A Childhood Thrill Re-Visited
The real highlight of the first part of the day was my introduction, or should I say re-introduction to flyers. Way back when I was too scared to brave any coasters larger than the old Scooby Doo woodie, I remember riding a parrot-themed flyer at Kings Dominion when I was kid. One of my earliest thrills involved my older brother swinging our little car over Kings Dominion’s Lake Charles. Yes, that park use to have an actual lake before the water park and other attractions ate it up. Anyway, I was certain we’d get swung out into the lake and meet our doom as neither of us could swim. Fast forward to today where I hear theme park fans rave about flyers. I didn’t really get it until I got my introduction into the skilled flyers fan club this past weekend.
Flight Lessons & A Wild Ride Formerly, Phantom Flyers, the now renamed Woodstock Gliders look tame enough at first glance. The big difference with this swinging ride is the rider’s ability to control the flight path of the ride vehicles with a rudder. There’s a good bit of technique and timing to get your glider as high as possible. Anthony and Taylor, both enthusiastic ride ops, gave a short lesson that involved: “Turn to the left for lift, and right to dive. You’ll need to do both to get high.” The goal was to get higher than the roof over the queue and the gliders themselves looked to come within a foot or two of the roof at times. At one point, I was pretty sure that I heard a glider actually hit the roof!

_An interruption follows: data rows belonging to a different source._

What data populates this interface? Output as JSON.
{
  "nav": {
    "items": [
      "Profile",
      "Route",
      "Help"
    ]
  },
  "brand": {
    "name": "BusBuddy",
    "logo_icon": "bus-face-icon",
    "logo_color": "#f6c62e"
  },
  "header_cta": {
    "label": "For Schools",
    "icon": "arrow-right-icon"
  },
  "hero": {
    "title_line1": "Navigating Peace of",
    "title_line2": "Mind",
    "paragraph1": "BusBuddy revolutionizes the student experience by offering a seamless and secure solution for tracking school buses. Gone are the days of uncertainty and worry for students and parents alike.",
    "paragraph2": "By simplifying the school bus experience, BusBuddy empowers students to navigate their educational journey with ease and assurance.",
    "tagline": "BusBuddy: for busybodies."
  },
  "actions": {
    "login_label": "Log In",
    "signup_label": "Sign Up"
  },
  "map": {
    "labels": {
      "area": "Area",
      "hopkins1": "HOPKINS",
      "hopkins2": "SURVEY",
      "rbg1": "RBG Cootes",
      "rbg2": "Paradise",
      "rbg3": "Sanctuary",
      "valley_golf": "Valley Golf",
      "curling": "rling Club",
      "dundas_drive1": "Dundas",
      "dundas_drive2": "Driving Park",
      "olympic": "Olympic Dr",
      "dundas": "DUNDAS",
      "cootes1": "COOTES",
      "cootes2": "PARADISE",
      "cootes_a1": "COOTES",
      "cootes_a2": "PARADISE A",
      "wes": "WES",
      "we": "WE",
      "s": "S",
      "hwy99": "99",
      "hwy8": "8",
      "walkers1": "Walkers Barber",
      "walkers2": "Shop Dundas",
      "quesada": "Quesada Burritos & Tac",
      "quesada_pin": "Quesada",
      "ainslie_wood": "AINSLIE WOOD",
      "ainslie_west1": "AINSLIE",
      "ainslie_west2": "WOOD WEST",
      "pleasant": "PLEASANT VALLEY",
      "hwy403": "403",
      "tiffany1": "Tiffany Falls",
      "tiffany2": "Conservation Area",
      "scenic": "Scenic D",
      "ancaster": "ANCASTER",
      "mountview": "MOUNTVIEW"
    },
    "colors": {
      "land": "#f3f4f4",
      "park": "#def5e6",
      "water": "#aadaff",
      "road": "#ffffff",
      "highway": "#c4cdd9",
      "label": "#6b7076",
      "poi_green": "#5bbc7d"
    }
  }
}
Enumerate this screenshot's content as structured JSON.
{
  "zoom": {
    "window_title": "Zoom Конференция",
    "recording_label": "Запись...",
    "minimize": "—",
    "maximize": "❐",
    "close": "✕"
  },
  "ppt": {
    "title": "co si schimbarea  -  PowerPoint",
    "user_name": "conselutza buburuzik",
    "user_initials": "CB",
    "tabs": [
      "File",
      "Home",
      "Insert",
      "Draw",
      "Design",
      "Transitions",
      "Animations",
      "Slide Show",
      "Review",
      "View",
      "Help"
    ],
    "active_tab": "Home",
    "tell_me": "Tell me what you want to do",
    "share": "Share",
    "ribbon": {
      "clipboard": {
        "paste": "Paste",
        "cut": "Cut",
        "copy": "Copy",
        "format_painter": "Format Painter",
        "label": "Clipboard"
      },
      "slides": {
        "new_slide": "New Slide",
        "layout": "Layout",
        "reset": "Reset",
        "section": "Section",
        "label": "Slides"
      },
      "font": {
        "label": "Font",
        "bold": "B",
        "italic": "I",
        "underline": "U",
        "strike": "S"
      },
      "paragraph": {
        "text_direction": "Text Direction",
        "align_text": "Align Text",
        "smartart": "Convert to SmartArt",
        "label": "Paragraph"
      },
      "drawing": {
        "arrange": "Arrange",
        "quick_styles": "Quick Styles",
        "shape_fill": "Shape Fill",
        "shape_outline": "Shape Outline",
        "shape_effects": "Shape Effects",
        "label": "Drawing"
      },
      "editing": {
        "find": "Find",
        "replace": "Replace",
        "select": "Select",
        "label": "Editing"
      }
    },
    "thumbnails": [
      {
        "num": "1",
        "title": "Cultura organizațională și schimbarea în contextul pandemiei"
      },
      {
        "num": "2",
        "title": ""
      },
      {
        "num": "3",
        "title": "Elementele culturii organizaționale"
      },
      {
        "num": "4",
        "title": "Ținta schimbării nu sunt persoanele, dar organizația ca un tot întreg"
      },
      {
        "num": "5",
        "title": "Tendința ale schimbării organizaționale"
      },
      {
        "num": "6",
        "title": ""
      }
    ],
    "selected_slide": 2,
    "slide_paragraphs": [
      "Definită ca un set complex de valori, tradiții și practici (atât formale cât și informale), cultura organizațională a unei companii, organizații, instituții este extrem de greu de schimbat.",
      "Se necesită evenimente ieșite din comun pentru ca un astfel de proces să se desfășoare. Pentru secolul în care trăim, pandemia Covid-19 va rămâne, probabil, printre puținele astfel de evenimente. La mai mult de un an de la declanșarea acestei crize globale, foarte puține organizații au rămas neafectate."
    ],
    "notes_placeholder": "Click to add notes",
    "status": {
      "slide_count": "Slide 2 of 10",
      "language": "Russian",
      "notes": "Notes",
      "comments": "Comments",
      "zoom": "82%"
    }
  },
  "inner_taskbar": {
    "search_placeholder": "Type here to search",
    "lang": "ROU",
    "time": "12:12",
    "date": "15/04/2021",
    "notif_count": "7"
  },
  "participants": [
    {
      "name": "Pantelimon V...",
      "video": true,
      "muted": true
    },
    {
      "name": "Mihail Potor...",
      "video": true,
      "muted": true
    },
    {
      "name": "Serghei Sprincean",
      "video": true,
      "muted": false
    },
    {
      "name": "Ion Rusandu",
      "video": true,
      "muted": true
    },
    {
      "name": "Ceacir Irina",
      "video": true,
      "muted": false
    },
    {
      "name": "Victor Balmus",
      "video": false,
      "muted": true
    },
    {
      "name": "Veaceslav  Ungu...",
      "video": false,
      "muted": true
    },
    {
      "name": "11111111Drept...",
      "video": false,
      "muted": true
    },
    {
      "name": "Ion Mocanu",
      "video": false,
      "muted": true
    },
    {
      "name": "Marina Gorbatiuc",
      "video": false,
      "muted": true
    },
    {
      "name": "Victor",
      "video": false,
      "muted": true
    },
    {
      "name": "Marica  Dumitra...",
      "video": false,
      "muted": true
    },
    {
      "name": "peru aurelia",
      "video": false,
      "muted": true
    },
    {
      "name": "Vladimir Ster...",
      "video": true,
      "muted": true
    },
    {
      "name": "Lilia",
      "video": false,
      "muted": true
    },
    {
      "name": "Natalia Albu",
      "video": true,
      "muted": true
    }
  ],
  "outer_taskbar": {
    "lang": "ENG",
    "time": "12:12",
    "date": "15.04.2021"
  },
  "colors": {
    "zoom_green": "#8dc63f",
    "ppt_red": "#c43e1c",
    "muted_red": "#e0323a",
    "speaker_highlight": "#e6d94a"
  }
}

On my first ride, I got up high pretty easily. Then I tried to mix it up and I ended up almost pointing backwards. There was such a concentration of ‘expert’ flyers that I heard Anthony exclaim, ” I’ve never seen this before. What are you guys doing?” When our ride ended he said that he’d come out in a moment to unlock us, but he didn’t want to come out right away as usual because he valued his life! We were all still swinging quite a bit.
Flyers Are Misunderstood & Mislabled
Flyers are more like thrill rides than most people realize. Or at least they can be. If you ride without moving your rudder, the vehicle will just gently travel at a nice little altitude. Parents with kids seemed to do this, meanwhile, the geeks were in a contest (encouraged by the ride ops) to see who could get the highest. It created a clash of guests later in the day when the park was open. I was waiting in the queue next to a family that saw one rider’s height as dangerous. I pointed out to the Dad that the ride op was actually giving tips and congratulating the winner. They seemed a bit confused.
Anthony, the ride op from the morning, told me that some believe flyers should be in another area of the park. Maybe then, guests would get the point that while they can be benign they can also be pretty crazy. I can see why people are such big fans of flyers. It was fun although I found myself examing those cables closely. There should definitely be more interactive flat rides like flyers. If there were I might be interested in more than just roller coasters. For some reason, the experience reminded me of a video game, only it was real.
It was cool to meet Taylor, the Woodstock Gliders’ evening ride op who’s a reader. If you’re reading this, feel free to share any stories from your experiences operating this ride. I bet it’s one of the more fun positions at the park. Read more about Flyers on Wikipedia’s Flying Scooters page.
Boo Blasters on Boo Hill Competition
Speaking of interactive rides, the next event at Coaster Stock was a Boo Blasters on Boo Hill Competition. Formerly Scooby Doo’s Haunted Mansion, the re-themed Boo Hill is a dark ride where guests can use laser guns to zap ghosts and rack up points. There are similar rides at the former Paramount parks (Canada’s Wonderland, California’s Great America, Kings Dominion, Kings Island, etc). More on these rides here.
For two hour long sessions, we could try our hand at the ride each time giving our score to the park staff. My best was a measley 650 I think. I rode with someone who scored twice as much and the overall winner scored over 2,000 points! One tip is to squeeze and hold the trigger momentarily. Another rider instructed that’s how he scored so high as most people pull the trigger too fast.
Check back for Part 2 of my Coaster Stock recap including the B&M representative Bob Mampe Q&A session. Also check out more pics from the morning ERT including Afterburn on my Facebook page.
What’s Your Take?
What do you think of the morning ERT at Coaster Stock? Have you ridden a flyer? What did you think? Leave a comment below.